Exercise directions ::
Every entry below is to be copied exactly, apart from any picture it holds.

----- Working data

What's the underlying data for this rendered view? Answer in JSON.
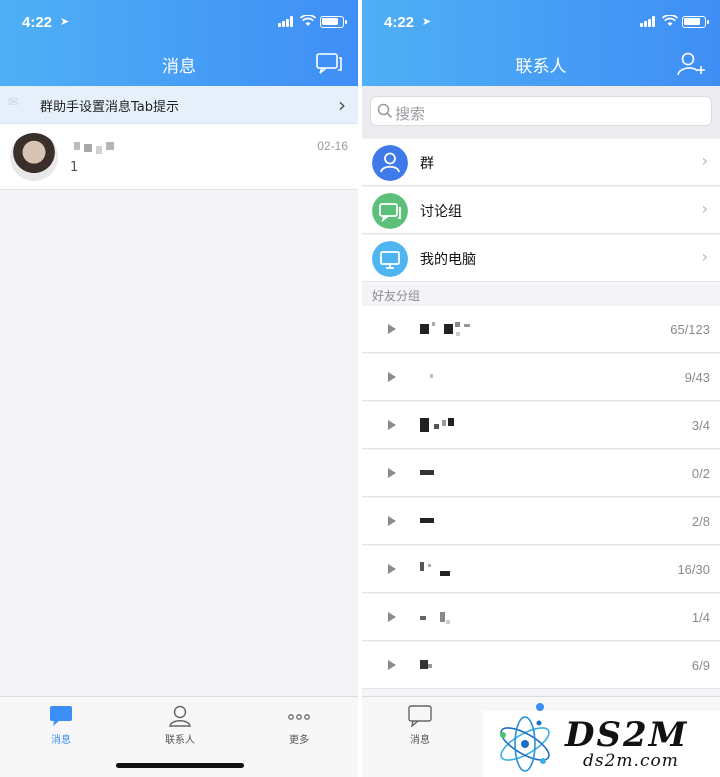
{
  "status_bar": {
    "time": "4:22"
  },
  "left_screen": {
    "header_title": "消息",
    "banner_text": "群助手设置消息Tab提示",
    "message": {
      "preview": "1",
      "date": "02-16"
    },
    "tabs": [
      {
        "label": "消息"
      },
      {
        "label": "联系人"
      },
      {
        "label": "更多"
      }
    ]
  },
  "right_screen": {
    "header_title": "联系人",
    "search_placeholder": "搜索",
    "categories": [
      {
        "label": "群",
        "icon": "group-icon",
        "color": "#3f7be8"
      },
      {
        "label": "讨论组",
        "icon": "discussion-icon",
        "color": "#5cc07a"
      },
      {
        "label": "我的电脑",
        "icon": "computer-icon",
        "color": "#4fb5f0"
      }
    ],
    "section_title": "好友分组",
    "groups": [
      {
        "count": "65/123"
      },
      {
        "count": "9/43"
      },
      {
        "count": "3/4"
      },
      {
        "count": "0/2"
      },
      {
        "count": "2/8"
      },
      {
        "count": "16/30"
      },
      {
        "count": "1/4"
      },
      {
        "count": "6/9"
      }
    ],
    "tabs": [
      {
        "label": "消息"
      }
    ]
  },
  "watermark": {
    "brand": "DS2M",
    "domain": "ds2m.com"
  },
  "colors": {
    "accent": "#3a8ef5",
    "header_start": "#4fb0f5",
    "header_end": "#3f8ef5"
  }
}
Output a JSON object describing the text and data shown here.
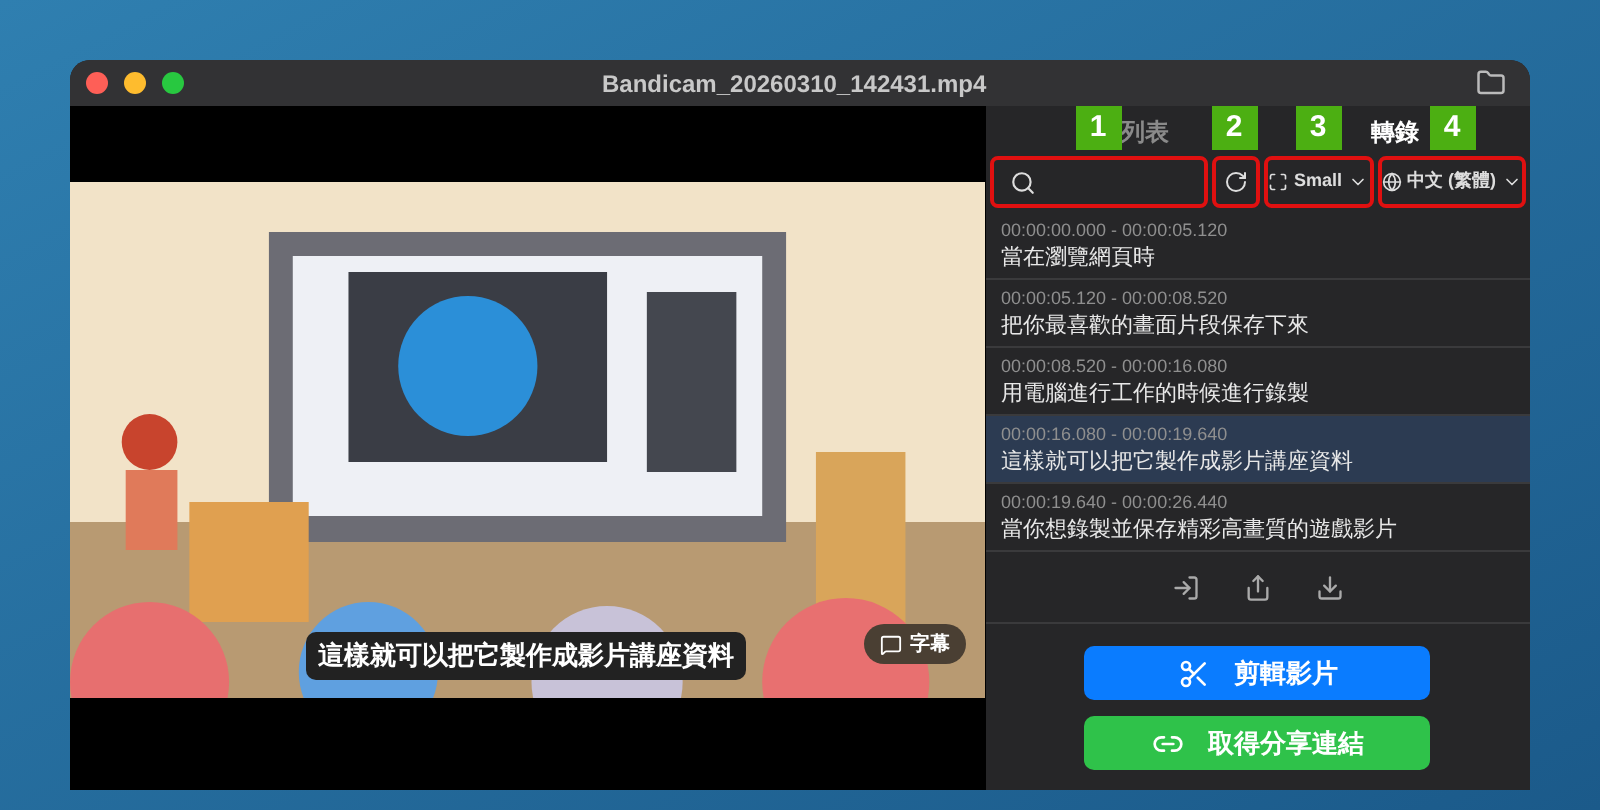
{
  "window": {
    "title": "Bandicam_20260310_142431.mp4"
  },
  "player": {
    "subtitle": "這樣就可以把它製作成影片講座資料",
    "captions_button": "字幕"
  },
  "tabs": [
    {
      "label": "列表",
      "selected": false,
      "callout": "1"
    },
    {
      "label": "轉錄",
      "selected": true,
      "callout": "4"
    }
  ],
  "toolbar": {
    "search": {
      "highlighted": true
    },
    "refresh": {
      "highlighted": true,
      "callout": "2"
    },
    "size": {
      "value": "Small",
      "highlighted": true,
      "callout": "3"
    },
    "language": {
      "value": "中文 (繁體)",
      "highlighted": true
    }
  },
  "transcript": [
    {
      "time": "00:00:00.000 - 00:00:05.120",
      "text": "當在瀏覽網頁時",
      "selected": false
    },
    {
      "time": "00:00:05.120 - 00:00:08.520",
      "text": "把你最喜歡的畫面片段保存下來",
      "selected": false
    },
    {
      "time": "00:00:08.520 - 00:00:16.080",
      "text": "用電腦進行工作的時候進行錄製",
      "selected": false
    },
    {
      "time": "00:00:16.080 - 00:00:19.640",
      "text": "這樣就可以把它製作成影片講座資料",
      "selected": true
    },
    {
      "time": "00:00:19.640 - 00:00:26.440",
      "text": "當你想錄製並保存精彩高畫質的遊戲影片",
      "selected": false
    }
  ],
  "buttons": [
    {
      "kind": "edit",
      "label": "剪輯影片"
    },
    {
      "kind": "share",
      "label": "取得分享連結"
    }
  ]
}
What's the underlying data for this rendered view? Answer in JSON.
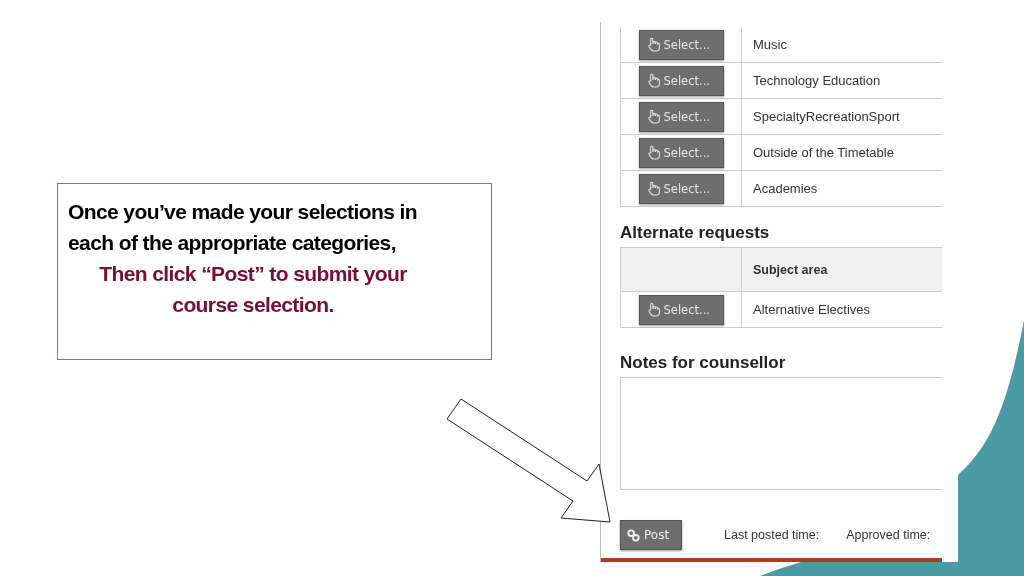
{
  "callout": {
    "intro": "Once you’ve made your selections in each of the appropriate categories,",
    "instruction": "Then click “Post” to submit your course selection."
  },
  "requests": {
    "rows": [
      {
        "button": "Select...",
        "subject": "Music"
      },
      {
        "button": "Select...",
        "subject": "Technology Education"
      },
      {
        "button": "Select...",
        "subject": "SpecialtyRecreationSport"
      },
      {
        "button": "Select...",
        "subject": "Outside of the Timetable"
      },
      {
        "button": "Select...",
        "subject": "Academies"
      }
    ]
  },
  "alternate": {
    "title": "Alternate requests",
    "header": "Subject area",
    "rows": [
      {
        "button": "Select...",
        "subject": "Alternative Electives"
      }
    ]
  },
  "notes": {
    "title": "Notes for counsellor"
  },
  "footer": {
    "post_button": "Post",
    "last_posted": "Last posted time:",
    "approved": "Approved time:"
  }
}
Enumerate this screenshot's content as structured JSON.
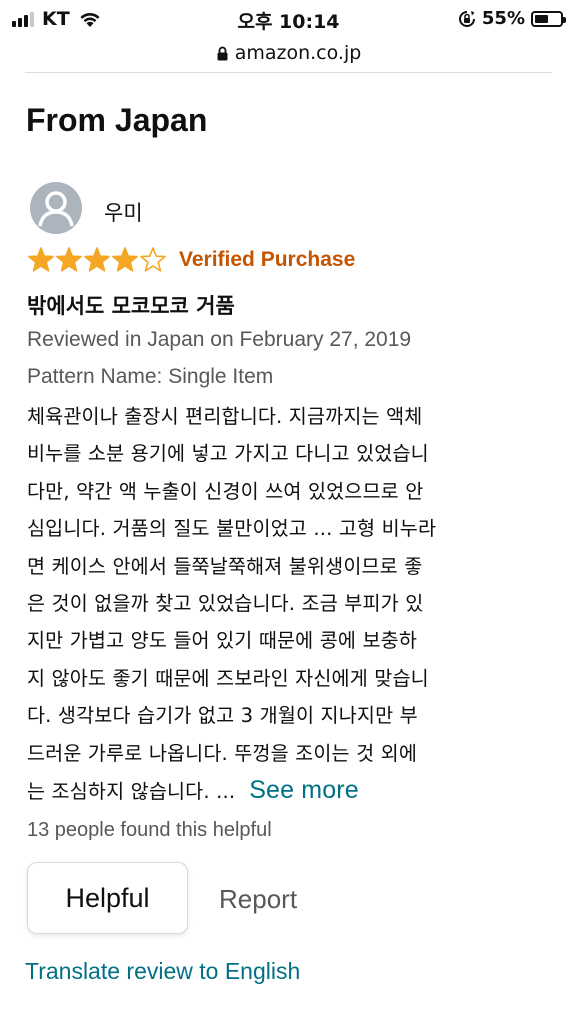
{
  "status_bar": {
    "carrier": "KT",
    "time": "오후 10:14",
    "battery_percent": "55%",
    "battery_level": 0.55
  },
  "browser": {
    "url": "amazon.co.jp"
  },
  "section": {
    "title": "From Japan"
  },
  "review": {
    "reviewer_name": "우미",
    "rating": 4,
    "rating_max": 5,
    "verified_label": "Verified Purchase",
    "title": "밖에서도 모코모코 거품",
    "date": "Reviewed in Japan on February 27, 2019",
    "pattern": "Pattern Name: Single Item",
    "body_lines": [
      "체육관이나 출장시 편리합니다. 지금까지는 액체",
      "비누를 소분 용기에 넣고 가지고 다니고 있었습니",
      "다만, 약간 액 누출이 신경이 쓰여 있었으므로 안",
      "심입니다. 거품의 질도 불만이었고 ... 고형 비누라",
      "면 케이스 안에서 들쭉날쭉해져 불위생이므로 좋",
      "은 것이 없을까 찾고 있었습니다. 조금 부피가 있",
      "지만 가볍고 양도 들어 있기 때문에 콩에 보충하",
      "지 않아도 좋기 때문에 즈보라인 자신에게 맞습니",
      "다. 생각보다 습기가 없고 3 개월이 지나지만 부",
      "드러운 가루로 나옵니다. 뚜껑을 조이는 것 외에",
      "는 조심하지 않습니다. ..."
    ],
    "see_more": "See more",
    "helpful_count": "13 people found this helpful",
    "helpful_button": "Helpful",
    "report_link": "Report",
    "translate_link": "Translate review to English"
  },
  "colors": {
    "star": "#f5a623",
    "verified": "#c45500",
    "link": "#007185",
    "secondary_text": "#565959"
  }
}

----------

Task answer ::
What's the underlying data for this rendered view? Answer in JSON.
{
  "status_bar": {
    "time": "4:22"
  },
  "left_screen": {
    "header_title": "消息",
    "banner_text": "群助手设置消息Tab提示",
    "message": {
      "preview": "1",
      "date": "02-16"
    },
    "tabs": [
      {
        "label": "消息"
      },
      {
        "label": "联系人"
      },
      {
        "label": "更多"
      }
    ]
  },
  "right_screen": {
    "header_title": "联系人",
    "search_placeholder": "搜索",
    "categories": [
      {
        "label": "群",
        "icon": "group-icon",
        "color": "#3f7be8"
      },
      {
        "label": "讨论组",
        "icon": "discussion-icon",
        "color": "#5cc07a"
      },
      {
        "label": "我的电脑",
        "icon": "computer-icon",
        "color": "#4fb5f0"
      }
    ],
    "section_title": "好友分组",
    "groups": [
      {
        "count": "65/123"
      },
      {
        "count": "9/43"
      },
      {
        "count": "3/4"
      },
      {
        "count": "0/2"
      },
      {
        "count": "2/8"
      },
      {
        "count": "16/30"
      },
      {
        "count": "1/4"
      },
      {
        "count": "6/9"
      }
    ],
    "tabs": [
      {
        "label": "消息"
      }
    ]
  },
  "watermark": {
    "brand": "DS2M",
    "domain": "ds2m.com"
  },
  "colors": {
    "accent": "#3a8ef5",
    "header_start": "#4fb0f5",
    "header_end": "#3f8ef5"
  }
}
Output a JSON object describing the text and data shown here.
{
  "window": {
    "title": "Bandicam_20260310_142431.mp4"
  },
  "player": {
    "subtitle": "這樣就可以把它製作成影片講座資料",
    "captions_button": "字幕"
  },
  "tabs": [
    {
      "label": "列表",
      "selected": false,
      "callout": "1"
    },
    {
      "label": "轉錄",
      "selected": true,
      "callout": "4"
    }
  ],
  "toolbar": {
    "search": {
      "highlighted": true
    },
    "refresh": {
      "highlighted": true,
      "callout": "2"
    },
    "size": {
      "value": "Small",
      "highlighted": true,
      "callout": "3"
    },
    "language": {
      "value": "中文 (繁體)",
      "highlighted": true
    }
  },
  "transcript": [
    {
      "time": "00:00:00.000 - 00:00:05.120",
      "text": "當在瀏覽網頁時",
      "selected": false
    },
    {
      "time": "00:00:05.120 - 00:00:08.520",
      "text": "把你最喜歡的畫面片段保存下來",
      "selected": false
    },
    {
      "time": "00:00:08.520 - 00:00:16.080",
      "text": "用電腦進行工作的時候進行錄製",
      "selected": false
    },
    {
      "time": "00:00:16.080 - 00:00:19.640",
      "text": "這樣就可以把它製作成影片講座資料",
      "selected": true
    },
    {
      "time": "00:00:19.640 - 00:00:26.440",
      "text": "當你想錄製並保存精彩高畫質的遊戲影片",
      "selected": false
    }
  ],
  "buttons": [
    {
      "kind": "edit",
      "label": "剪輯影片"
    },
    {
      "kind": "share",
      "label": "取得分享連結"
    }
  ]
}
What's the underlying data for this rendered view? Answer in JSON.
{
  "callout": {
    "intro": "Once you’ve made your selections in each of the appropriate categories,",
    "instruction": "Then click “Post” to submit your course selection."
  },
  "requests": {
    "rows": [
      {
        "button": "Select...",
        "subject": "Music"
      },
      {
        "button": "Select...",
        "subject": "Technology Education"
      },
      {
        "button": "Select...",
        "subject": "SpecialtyRecreationSport"
      },
      {
        "button": "Select...",
        "subject": "Outside of the Timetable"
      },
      {
        "button": "Select...",
        "subject": "Academies"
      }
    ]
  },
  "alternate": {
    "title": "Alternate requests",
    "header": "Subject area",
    "rows": [
      {
        "button": "Select...",
        "subject": "Alternative Electives"
      }
    ]
  },
  "notes": {
    "title": "Notes for counsellor"
  },
  "footer": {
    "post_button": "Post",
    "last_posted": "Last posted time:",
    "approved": "Approved time:"
  }
}
Enumerate this screenshot's content as structured JSON.
{
  "status_bar": {
    "carrier": "KT",
    "time": "오후 10:14",
    "battery_percent": "55%",
    "battery_level": 0.55
  },
  "browser": {
    "url": "amazon.co.jp"
  },
  "section": {
    "title": "From Japan"
  },
  "review": {
    "reviewer_name": "우미",
    "rating": 4,
    "rating_max": 5,
    "verified_label": "Verified Purchase",
    "title": "밖에서도 모코모코 거품",
    "date": "Reviewed in Japan on February 27, 2019",
    "pattern": "Pattern Name: Single Item",
    "body_lines": [
      "체육관이나 출장시 편리합니다. 지금까지는 액체",
      "비누를 소분 용기에 넣고 가지고 다니고 있었습니",
      "다만, 약간 액 누출이 신경이 쓰여 있었으므로 안",
      "심입니다. 거품의 질도 불만이었고 ... 고형 비누라",
      "면 케이스 안에서 들쭉날쭉해져 불위생이므로 좋",
      "은 것이 없을까 찾고 있었습니다. 조금 부피가 있",
      "지만 가볍고 양도 들어 있기 때문에 콩에 보충하",
      "지 않아도 좋기 때문에 즈보라인 자신에게 맞습니",
      "다. 생각보다 습기가 없고 3 개월이 지나지만 부",
      "드러운 가루로 나옵니다. 뚜껑을 조이는 것 외에",
      "는 조심하지 않습니다. ..."
    ],
    "see_more": "See more",
    "helpful_count": "13 people found this helpful",
    "helpful_button": "Helpful",
    "report_link": "Report",
    "translate_link": "Translate review to English"
  },
  "colors": {
    "star": "#f5a623",
    "verified": "#c45500",
    "link": "#007185",
    "secondary_text": "#565959"
  }
}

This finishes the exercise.